- [Exercise instructions] The complete data, repeated exactly, should form your response.

===== Entries shown

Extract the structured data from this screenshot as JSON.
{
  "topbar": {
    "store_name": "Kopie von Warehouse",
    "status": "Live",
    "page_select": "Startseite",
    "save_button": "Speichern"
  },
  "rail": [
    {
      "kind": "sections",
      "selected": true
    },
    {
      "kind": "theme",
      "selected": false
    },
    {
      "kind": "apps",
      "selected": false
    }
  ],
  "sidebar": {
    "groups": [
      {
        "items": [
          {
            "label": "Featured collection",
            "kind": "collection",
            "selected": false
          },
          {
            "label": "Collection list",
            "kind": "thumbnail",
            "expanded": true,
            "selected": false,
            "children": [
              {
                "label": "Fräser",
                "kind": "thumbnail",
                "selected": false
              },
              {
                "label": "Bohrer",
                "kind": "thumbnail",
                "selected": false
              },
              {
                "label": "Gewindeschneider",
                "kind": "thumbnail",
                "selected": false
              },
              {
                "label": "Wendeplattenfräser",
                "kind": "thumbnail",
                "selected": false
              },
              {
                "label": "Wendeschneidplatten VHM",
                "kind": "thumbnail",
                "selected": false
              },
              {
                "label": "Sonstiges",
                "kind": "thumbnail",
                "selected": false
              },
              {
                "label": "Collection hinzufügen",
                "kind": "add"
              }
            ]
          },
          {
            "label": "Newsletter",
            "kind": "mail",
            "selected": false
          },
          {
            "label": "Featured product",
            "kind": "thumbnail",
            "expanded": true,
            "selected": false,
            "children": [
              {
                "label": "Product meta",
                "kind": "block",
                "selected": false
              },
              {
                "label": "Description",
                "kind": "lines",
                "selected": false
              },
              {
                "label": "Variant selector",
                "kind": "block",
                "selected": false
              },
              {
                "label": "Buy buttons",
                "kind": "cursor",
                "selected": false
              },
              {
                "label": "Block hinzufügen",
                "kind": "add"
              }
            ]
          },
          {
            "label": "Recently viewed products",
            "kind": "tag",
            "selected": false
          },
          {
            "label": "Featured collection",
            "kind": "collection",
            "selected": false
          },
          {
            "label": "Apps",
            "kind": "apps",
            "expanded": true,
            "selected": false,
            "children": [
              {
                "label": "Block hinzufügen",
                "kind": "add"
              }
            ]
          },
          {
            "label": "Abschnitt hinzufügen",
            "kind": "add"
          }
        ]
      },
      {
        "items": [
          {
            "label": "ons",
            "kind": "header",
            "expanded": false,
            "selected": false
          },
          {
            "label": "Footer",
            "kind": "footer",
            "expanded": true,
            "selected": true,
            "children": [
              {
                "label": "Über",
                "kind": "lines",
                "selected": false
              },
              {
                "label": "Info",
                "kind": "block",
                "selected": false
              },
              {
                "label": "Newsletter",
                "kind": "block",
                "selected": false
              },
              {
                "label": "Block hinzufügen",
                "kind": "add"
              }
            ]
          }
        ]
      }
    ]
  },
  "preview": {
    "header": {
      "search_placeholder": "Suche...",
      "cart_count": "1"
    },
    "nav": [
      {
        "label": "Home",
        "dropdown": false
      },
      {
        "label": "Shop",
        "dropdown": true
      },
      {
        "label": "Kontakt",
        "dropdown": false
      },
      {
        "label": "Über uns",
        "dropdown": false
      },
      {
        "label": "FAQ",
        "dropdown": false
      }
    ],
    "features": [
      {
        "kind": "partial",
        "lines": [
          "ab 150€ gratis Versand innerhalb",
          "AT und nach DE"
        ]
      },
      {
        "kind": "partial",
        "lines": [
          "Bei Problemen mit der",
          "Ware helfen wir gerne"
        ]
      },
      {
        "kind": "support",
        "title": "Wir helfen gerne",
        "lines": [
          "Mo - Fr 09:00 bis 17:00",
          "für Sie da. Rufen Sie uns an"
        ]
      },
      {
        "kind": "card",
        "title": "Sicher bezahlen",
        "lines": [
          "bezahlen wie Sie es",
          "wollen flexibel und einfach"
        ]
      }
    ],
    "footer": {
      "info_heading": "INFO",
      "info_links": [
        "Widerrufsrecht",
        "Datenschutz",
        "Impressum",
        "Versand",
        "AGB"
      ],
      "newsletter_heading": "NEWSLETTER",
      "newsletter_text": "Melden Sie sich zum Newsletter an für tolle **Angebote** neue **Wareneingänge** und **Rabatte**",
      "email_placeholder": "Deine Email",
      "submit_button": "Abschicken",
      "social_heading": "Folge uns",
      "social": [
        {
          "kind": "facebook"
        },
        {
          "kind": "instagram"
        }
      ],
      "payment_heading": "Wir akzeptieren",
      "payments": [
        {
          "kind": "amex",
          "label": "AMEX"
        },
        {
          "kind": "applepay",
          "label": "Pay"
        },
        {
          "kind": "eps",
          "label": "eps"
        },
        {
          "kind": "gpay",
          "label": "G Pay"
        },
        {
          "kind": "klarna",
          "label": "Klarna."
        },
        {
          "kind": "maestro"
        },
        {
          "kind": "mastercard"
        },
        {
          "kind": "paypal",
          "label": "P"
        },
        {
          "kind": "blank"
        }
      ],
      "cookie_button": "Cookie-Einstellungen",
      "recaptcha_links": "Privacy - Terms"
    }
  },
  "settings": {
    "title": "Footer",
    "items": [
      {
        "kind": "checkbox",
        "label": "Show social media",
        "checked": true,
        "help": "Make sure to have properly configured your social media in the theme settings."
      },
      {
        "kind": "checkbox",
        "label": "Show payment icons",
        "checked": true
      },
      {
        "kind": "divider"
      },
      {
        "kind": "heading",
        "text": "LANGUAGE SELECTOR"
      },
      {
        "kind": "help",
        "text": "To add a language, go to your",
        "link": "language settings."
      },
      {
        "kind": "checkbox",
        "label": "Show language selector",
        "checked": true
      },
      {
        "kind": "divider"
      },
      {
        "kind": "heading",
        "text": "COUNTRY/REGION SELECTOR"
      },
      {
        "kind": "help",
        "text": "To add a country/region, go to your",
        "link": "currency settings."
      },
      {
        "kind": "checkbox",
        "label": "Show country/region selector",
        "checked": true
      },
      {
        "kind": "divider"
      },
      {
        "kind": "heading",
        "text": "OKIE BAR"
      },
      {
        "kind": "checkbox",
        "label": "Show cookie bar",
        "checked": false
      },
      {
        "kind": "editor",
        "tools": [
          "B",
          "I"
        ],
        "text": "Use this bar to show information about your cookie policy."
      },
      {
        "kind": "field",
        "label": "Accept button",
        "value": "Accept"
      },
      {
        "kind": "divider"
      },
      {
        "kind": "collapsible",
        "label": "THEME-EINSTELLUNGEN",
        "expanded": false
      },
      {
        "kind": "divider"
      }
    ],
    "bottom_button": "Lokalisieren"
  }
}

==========

- [Response]
Extract the structured data from this screenshot as JSON.
{
  "topbar": {
    "store_name": "Kopie von Warehouse",
    "status": "Live",
    "page_select": "Startseite",
    "save_button": "Speichern"
  },
  "rail": [
    {
      "kind": "sections",
      "selected": true
    },
    {
      "kind": "theme",
      "selected": false
    },
    {
      "kind": "apps",
      "selected": false
    }
  ],
  "sidebar": {
    "groups": [
      {
        "items": [
          {
            "label": "Featured collection",
            "kind": "collection",
            "selected": false
          },
          {
            "label": "Collection list",
            "kind": "thumbnail",
            "expanded": true,
            "selected": false,
            "children": [
              {
                "label": "Fräser",
                "kind": "thumbnail",
                "selected": false
              },
              {
                "label": "Bohrer",
                "kind": "thumbnail",
                "selected": false
              },
              {
                "label": "Gewindeschneider",
                "kind": "thumbnail",
                "selected": false
              },
              {
                "label": "Wendeplattenfräser",
                "kind": "thumbnail",
                "selected": false
              },
              {
                "label": "Wendeschneidplatten VHM",
                "kind": "thumbnail",
                "selected": false
              },
              {
                "label": "Sonstiges",
                "kind": "thumbnail",
                "selected": false
              },
              {
                "label": "Collection hinzufügen",
                "kind": "add"
              }
            ]
          },
          {
            "label": "Newsletter",
            "kind": "mail",
            "selected": false
          },
          {
            "label": "Featured product",
            "kind": "thumbnail",
            "expanded": true,
            "selected": false,
            "children": [
              {
                "label": "Product meta",
                "kind": "block",
                "selected": false
              },
              {
                "label": "Description",
                "kind": "lines",
                "selected": false
              },
              {
                "label": "Variant selector",
                "kind": "block",
                "selected": false
              },
              {
                "label": "Buy buttons",
                "kind": "cursor",
                "selected": false
              },
              {
                "label": "Block hinzufügen",
                "kind": "add"
              }
            ]
          },
          {
            "label": "Recently viewed products",
            "kind": "tag",
            "selected": false
          },
          {
            "label": "Featured collection",
            "kind": "collection",
            "selected": false
          },
          {
            "label": "Apps",
            "kind": "apps",
            "expanded": true,
            "selected": false,
            "children": [
              {
                "label": "Block hinzufügen",
                "kind": "add"
              }
            ]
          },
          {
            "label": "Abschnitt hinzufügen",
            "kind": "add"
          }
        ]
      },
      {
        "items": [
          {
            "label": "ons",
            "kind": "header",
            "expanded": false,
            "selected": false
          },
          {
            "label": "Footer",
            "kind": "footer",
            "expanded": true,
            "selected": true,
            "children": [
              {
                "label": "Über",
                "kind": "lines",
                "selected": false
              },
              {
                "label": "Info",
                "kind": "block",
                "selected": false
              },
              {
                "label": "Newsletter",
                "kind": "block",
                "selected": false
              },
              {
                "label": "Block hinzufügen",
                "kind": "add"
              }
            ]
          }
        ]
      }
    ]
  },
  "preview": {
    "header": {
      "search_placeholder": "Suche...",
      "cart_count": "1"
    },
    "nav": [
      {
        "label": "Home",
        "dropdown": false
      },
      {
        "label": "Shop",
        "dropdown": true
      },
      {
        "label": "Kontakt",
        "dropdown": false
      },
      {
        "label": "Über uns",
        "dropdown": false
      },
      {
        "label": "FAQ",
        "dropdown": false
      }
    ],
    "features": [
      {
        "kind": "partial",
        "lines": [
          "ab 150€ gratis Versand innerhalb",
          "AT und nach DE"
        ]
      },
      {
        "kind": "partial",
        "lines": [
          "Bei Problemen mit der",
          "Ware helfen wir gerne"
        ]
      },
      {
        "kind": "support",
        "title": "Wir helfen gerne",
        "lines": [
          "Mo - Fr 09:00 bis 17:00",
          "für Sie da. Rufen Sie uns an"
        ]
      },
      {
        "kind": "card",
        "title": "Sicher bezahlen",
        "lines": [
          "bezahlen wie Sie es",
          "wollen flexibel und einfach"
        ]
      }
    ],
    "footer": {
      "info_heading": "INFO",
      "info_links": [
        "Widerrufsrecht",
        "Datenschutz",
        "Impressum",
        "Versand",
        "AGB"
      ],
      "newsletter_heading": "NEWSLETTER",
      "newsletter_text": "Melden Sie sich zum Newsletter an für tolle **Angebote** neue **Wareneingänge** und **Rabatte**",
      "email_placeholder": "Deine Email",
      "submit_button": "Abschicken",
      "social_heading": "Folge uns",
      "social": [
        {
          "kind": "facebook"
        },
        {
          "kind": "instagram"
        }
      ],
      "payment_heading": "Wir akzeptieren",
      "payments": [
        {
          "kind": "amex",
          "label": "AMEX"
        },
        {
          "kind": "applepay",
          "label": "Pay"
        },
        {
          "kind": "eps",
          "label": "eps"
        },
        {
          "kind": "gpay",
          "label": "G Pay"
        },
        {
          "kind": "klarna",
          "label": "Klarna."
        },
        {
          "kind": "maestro"
        },
        {
          "kind": "mastercard"
        },
        {
          "kind": "paypal",
          "label": "P"
        },
        {
          "kind": "blank"
        }
      ],
      "cookie_button": "Cookie-Einstellungen",
      "recaptcha_links": "Privacy - Terms"
    }
  },
  "settings": {
    "title": "Footer",
    "items": [
      {
        "kind": "checkbox",
        "label": "Show social media",
        "checked": true,
        "help": "Make sure to have properly configured your social media in the theme settings."
      },
      {
        "kind": "checkbox",
        "label": "Show payment icons",
        "checked": true
      },
      {
        "kind": "divider"
      },
      {
        "kind": "heading",
        "text": "LANGUAGE SELECTOR"
      },
      {
        "kind": "help",
        "text": "To add a language, go to your",
        "link": "language settings."
      },
      {
        "kind": "checkbox",
        "label": "Show language selector",
        "checked": true
      },
      {
        "kind": "divider"
      },
      {
        "kind": "heading",
        "text": "COUNTRY/REGION SELECTOR"
      },
      {
        "kind": "help",
        "text": "To add a country/region, go to your",
        "link": "currency settings."
      },
      {
        "kind": "checkbox",
        "label": "Show country/region selector",
        "checked": true
      },
      {
        "kind": "divider"
      },
      {
        "kind": "heading",
        "text": "OKIE BAR"
      },
      {
        "kind": "checkbox",
        "label": "Show cookie bar",
        "checked": false
      },
      {
        "kind": "editor",
        "tools": [
          "B",
          "I"
        ],
        "text": "Use this bar to show information about your cookie policy."
      },
      {
        "kind": "field",
        "label": "Accept button",
        "value": "Accept"
      },
      {
        "kind": "divider"
      },
      {
        "kind": "collapsible",
        "label": "THEME-EINSTELLUNGEN",
        "expanded": false
      },
      {
        "kind": "divider"
      }
    ],
    "bottom_button": "Lokalisieren"
  }
}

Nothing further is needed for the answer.